▶ [WHAT TO PRODUCE]:
Repeat exactly each line of the data provided below.

▶ [RECORDS SHOWN]:
+ + + + +

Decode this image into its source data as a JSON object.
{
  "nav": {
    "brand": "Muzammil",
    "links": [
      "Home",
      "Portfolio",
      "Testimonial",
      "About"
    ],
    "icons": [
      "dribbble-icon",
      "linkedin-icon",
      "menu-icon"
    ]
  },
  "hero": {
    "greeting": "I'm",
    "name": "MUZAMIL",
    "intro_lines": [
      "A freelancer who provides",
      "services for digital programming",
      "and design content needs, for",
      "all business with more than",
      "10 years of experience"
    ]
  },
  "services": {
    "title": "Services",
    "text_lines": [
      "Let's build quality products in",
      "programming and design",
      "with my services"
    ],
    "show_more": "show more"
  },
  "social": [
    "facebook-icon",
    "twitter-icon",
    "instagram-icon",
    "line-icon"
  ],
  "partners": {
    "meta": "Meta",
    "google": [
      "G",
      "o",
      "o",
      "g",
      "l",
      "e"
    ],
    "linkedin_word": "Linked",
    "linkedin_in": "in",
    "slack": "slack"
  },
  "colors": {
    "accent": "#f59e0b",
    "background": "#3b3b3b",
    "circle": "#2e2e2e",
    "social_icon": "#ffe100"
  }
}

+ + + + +

▶ [REPLY]:
Decode this image into its source data as a JSON object.
{
  "nav": {
    "brand": "Muzammil",
    "links": [
      "Home",
      "Portfolio",
      "Testimonial",
      "About"
    ],
    "icons": [
      "dribbble-icon",
      "linkedin-icon",
      "menu-icon"
    ]
  },
  "hero": {
    "greeting": "I'm",
    "name": "MUZAMIL",
    "intro_lines": [
      "A freelancer who provides",
      "services for digital programming",
      "and design content needs, for",
      "all business with more than",
      "10 years of experience"
    ]
  },
  "services": {
    "title": "Services",
    "text_lines": [
      "Let's build quality products in",
      "programming and design",
      "with my services"
    ],
    "show_more": "show more"
  },
  "social": [
    "facebook-icon",
    "twitter-icon",
    "instagram-icon",
    "line-icon"
  ],
  "partners": {
    "meta": "Meta",
    "google": [
      "G",
      "o",
      "o",
      "g",
      "l",
      "e"
    ],
    "linkedin_word": "Linked",
    "linkedin_in": "in",
    "slack": "slack"
  },
  "colors": {
    "accent": "#f59e0b",
    "background": "#3b3b3b",
    "circle": "#2e2e2e",
    "social_icon": "#ffe100"
  }
}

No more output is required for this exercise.